Count every line in the following entries that holds the word "JSON". Only the number should be given.

======== PROVIDED RECORDS

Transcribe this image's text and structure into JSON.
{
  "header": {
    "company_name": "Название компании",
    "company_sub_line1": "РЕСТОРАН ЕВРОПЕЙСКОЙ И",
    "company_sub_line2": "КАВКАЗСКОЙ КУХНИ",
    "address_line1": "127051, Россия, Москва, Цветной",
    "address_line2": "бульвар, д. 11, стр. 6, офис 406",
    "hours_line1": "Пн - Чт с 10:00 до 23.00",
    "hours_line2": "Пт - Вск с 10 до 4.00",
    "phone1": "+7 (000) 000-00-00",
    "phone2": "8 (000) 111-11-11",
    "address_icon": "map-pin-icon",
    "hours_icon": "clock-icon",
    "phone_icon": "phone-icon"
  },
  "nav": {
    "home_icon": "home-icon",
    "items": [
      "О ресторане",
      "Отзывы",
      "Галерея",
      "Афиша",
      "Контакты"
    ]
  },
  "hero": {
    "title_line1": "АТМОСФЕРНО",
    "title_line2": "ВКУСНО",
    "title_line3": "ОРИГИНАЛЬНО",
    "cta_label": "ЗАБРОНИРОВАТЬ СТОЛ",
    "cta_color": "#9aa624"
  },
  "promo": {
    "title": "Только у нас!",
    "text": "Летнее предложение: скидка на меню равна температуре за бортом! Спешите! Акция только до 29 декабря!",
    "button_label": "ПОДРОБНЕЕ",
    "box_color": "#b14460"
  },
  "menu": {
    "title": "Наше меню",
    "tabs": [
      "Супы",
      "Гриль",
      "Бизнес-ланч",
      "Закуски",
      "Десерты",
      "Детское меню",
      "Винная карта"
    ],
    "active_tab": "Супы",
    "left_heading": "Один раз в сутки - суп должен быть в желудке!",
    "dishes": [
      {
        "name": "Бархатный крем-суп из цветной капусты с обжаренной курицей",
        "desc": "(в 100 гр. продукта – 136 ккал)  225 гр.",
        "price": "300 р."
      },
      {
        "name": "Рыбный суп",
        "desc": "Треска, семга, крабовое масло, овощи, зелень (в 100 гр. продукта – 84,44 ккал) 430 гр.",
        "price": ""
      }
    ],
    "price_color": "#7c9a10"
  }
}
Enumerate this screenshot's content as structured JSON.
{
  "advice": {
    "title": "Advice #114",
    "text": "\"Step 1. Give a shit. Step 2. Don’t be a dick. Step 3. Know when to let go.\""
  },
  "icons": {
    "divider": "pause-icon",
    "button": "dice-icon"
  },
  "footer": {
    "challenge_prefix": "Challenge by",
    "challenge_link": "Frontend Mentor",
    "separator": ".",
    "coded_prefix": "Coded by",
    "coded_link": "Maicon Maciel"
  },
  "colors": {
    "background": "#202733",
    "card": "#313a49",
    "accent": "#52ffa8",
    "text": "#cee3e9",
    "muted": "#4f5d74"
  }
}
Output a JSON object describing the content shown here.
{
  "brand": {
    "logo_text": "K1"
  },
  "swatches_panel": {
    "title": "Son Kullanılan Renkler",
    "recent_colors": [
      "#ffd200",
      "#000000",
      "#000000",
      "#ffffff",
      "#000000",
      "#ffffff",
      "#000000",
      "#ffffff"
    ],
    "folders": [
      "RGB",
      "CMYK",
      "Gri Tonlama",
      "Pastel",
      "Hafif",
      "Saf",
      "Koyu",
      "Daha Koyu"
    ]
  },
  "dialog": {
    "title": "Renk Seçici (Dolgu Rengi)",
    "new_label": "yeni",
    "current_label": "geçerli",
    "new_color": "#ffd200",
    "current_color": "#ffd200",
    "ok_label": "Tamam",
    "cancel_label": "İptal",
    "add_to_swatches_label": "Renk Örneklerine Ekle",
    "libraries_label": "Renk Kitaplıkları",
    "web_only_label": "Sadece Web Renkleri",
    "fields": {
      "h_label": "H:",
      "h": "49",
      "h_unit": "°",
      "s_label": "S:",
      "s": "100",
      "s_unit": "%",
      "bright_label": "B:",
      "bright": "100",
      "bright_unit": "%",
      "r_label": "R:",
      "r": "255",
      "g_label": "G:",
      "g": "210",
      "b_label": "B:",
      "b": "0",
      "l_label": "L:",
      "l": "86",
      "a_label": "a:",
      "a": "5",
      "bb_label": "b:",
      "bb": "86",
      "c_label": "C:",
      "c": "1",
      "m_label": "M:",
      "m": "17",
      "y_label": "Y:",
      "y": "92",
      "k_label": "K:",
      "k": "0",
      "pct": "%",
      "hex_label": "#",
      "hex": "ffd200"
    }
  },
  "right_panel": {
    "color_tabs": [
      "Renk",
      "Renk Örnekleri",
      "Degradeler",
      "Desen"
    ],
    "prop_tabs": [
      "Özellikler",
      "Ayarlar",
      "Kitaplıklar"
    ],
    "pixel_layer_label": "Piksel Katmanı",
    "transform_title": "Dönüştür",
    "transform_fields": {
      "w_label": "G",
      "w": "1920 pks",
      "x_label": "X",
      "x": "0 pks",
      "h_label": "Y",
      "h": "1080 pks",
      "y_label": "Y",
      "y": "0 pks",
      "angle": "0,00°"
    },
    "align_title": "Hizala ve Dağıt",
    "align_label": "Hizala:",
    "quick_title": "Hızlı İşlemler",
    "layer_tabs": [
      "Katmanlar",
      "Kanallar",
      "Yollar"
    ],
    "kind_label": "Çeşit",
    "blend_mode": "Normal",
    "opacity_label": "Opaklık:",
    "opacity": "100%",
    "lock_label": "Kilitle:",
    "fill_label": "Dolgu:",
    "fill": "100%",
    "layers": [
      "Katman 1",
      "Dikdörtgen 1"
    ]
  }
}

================

▶ **REPLY**:
3